AI: from science fiction to fact
Artificial intelligence has moved out of the realms of science fiction and is now permeating our everyday lives.
Just as electricity, or steam power before that, AI is now working away unnoticed behind the scenes and is gradually becoming fundamental to almost all aspects of our economic and social activity. According to The Lords Artificial Intelligence Committee’s latest report, AI is likely to grow to become a pervasive technology which will underpin our daily existence.
Here we take a look at just some of the ways AI is being unwittingly assimilated into our lives.
Artificial ‘human’ voices
US-based start-up, Lyrebird.ai has cloned the voices of former US President Barack Obama and current President Donald Trump demonstrating its pioneering use of voice cloning. The AI tech company is now creating realistic artificial voices that are integrated into avatars or used in apps, chatbots or digital assistants. The AI voices are also being used to narrate books and provide the sound for characters in video games.
Amazon has long been a pioneer in the field of AI. Not only does it use it for powering its product recommendations, it uses AI widely for tasks such as guiding robots in its warehouses and optimising packing and delivery, as well as detecting counterfeit goods and powering its speaker, Alexa.

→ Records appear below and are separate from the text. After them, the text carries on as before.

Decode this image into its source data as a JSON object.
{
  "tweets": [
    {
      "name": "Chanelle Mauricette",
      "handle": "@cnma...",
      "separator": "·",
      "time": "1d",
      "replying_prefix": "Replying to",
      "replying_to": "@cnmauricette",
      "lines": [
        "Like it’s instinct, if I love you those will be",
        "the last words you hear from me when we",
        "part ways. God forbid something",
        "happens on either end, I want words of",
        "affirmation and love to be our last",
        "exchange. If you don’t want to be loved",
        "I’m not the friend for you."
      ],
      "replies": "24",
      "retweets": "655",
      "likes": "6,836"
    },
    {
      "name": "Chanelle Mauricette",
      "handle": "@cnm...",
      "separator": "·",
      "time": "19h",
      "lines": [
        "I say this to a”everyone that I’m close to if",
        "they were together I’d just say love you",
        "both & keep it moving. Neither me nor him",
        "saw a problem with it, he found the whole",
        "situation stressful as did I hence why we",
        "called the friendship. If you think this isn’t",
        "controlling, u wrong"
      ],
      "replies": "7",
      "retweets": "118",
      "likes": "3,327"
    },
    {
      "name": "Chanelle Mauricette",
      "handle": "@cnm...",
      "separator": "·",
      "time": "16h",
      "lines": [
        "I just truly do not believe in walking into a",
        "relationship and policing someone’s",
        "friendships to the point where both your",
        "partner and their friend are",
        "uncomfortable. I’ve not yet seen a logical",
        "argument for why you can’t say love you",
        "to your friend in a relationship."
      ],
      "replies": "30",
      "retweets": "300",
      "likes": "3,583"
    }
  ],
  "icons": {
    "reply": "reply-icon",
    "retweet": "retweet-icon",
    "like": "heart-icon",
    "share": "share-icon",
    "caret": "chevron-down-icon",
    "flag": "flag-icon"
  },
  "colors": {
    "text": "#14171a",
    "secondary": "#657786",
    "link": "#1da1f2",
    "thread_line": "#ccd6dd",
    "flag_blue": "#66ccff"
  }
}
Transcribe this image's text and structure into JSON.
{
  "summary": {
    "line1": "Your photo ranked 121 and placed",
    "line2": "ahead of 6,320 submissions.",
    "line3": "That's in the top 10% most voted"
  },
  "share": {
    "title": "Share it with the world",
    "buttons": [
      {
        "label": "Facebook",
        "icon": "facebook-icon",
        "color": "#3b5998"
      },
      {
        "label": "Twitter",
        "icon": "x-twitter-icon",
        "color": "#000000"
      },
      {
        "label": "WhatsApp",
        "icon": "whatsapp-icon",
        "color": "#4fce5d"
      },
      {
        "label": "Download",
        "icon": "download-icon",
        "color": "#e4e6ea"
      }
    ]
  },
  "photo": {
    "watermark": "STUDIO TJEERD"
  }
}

Companies in every industry are all using AI to monitor cyber-security threats and other risks, such as from disgruntled employees.
A number of companies are using AI-powered chatbots, which can handle routine interactions with customers and recently NatWest began experimenting with ‘Cora’, an in-branch AI personality, which can help with basic customer queries.
Detecting defective devices
Vodafone, a mobile operator, is using AI to predict problems with its network and with users’ devices before they arise.
Many email services in use today, including Google’s Inbox and Microsoft Outlook, use AI to categorise emails by type and priority.
Online film and TV streaming services, such as Netflix and BBC iPlayer, are using machine learning algorithms to suggest what to watch based on previous viewing preferences and a range of other factors such as demographics.
Companies like MasterCard and Visa have been using machine learning algorithms to detect fraudulent patterns of spending in debit and credit cards, and automatically freeze cards in response to unusual activity.
Johnson & Johnson, the consumer-goods firm, and Accenture, the global management consultancy, both use AI companies like Hire Vue to sort through job applications and pick the best candidates.
A range of ‘lawtech’ businesses has begun offering software which examines legal documents for relevant information and can assist with the preparation of legal contracts.
One robo-lawyer called DoNotPay has been particularly successful here in the UK, as it has helped to overturn tens of thousands of parking tickets. The man behind the tech is on a mission to help people avoid paying legal fees altogether.
Ping An, a Chinese insurance company, is using AI to detect dishonest customers. The company lets customers apply for loans through its app. Prospective borrowers answer questions about their income and plans for repayment by video, which monitors around 50 tiny facial expressions to determine whether they are telling the truth. The program, enabled by artificial intelligence, helps pinpoint customers who require further scrutiny.
Most digital map services in use today use machine learning to predict traffic flow speeds and provide the user with an estimated time of arrival.
Predicting consumer spending
AI helps Caesars, a casino and hotel group in Las Vegas, guess its customers’ likely spending. They then offer each customer personalised promotions to draw them in and keep them spending.
Computers have been able to read text and numbers for decades, but have only recently learned to see, hear and speak. AI underlies voice assistants on phones and home speakers, and allows algorithms to listen to calls and take in the speaker’s tone and understand what they say.
Leroy Merlin, a French home-improvement retailer, uses algorithms to take in past sales data and other information that could affect sales, such as weather forecasts, in order to stock shelves more effectively. AI has helped it reduce its inventory by 8% even as sales have risen by 2%, according to a report in The Economist.
Supply & demand solutions
A number of UK supermarket chains are now using machine learning algorithms to better predict customer demand for particular products, cutting down on unnecessary waste and missed sales.
Bloomberg, a media and financial-information firm, uses AI to scan companies’ earnings releases and automatically generate news articles. The Associated Press also uses software to generate news stories on corporate earnings reports; and many news organisations are using AI to auto-generate some sporting results.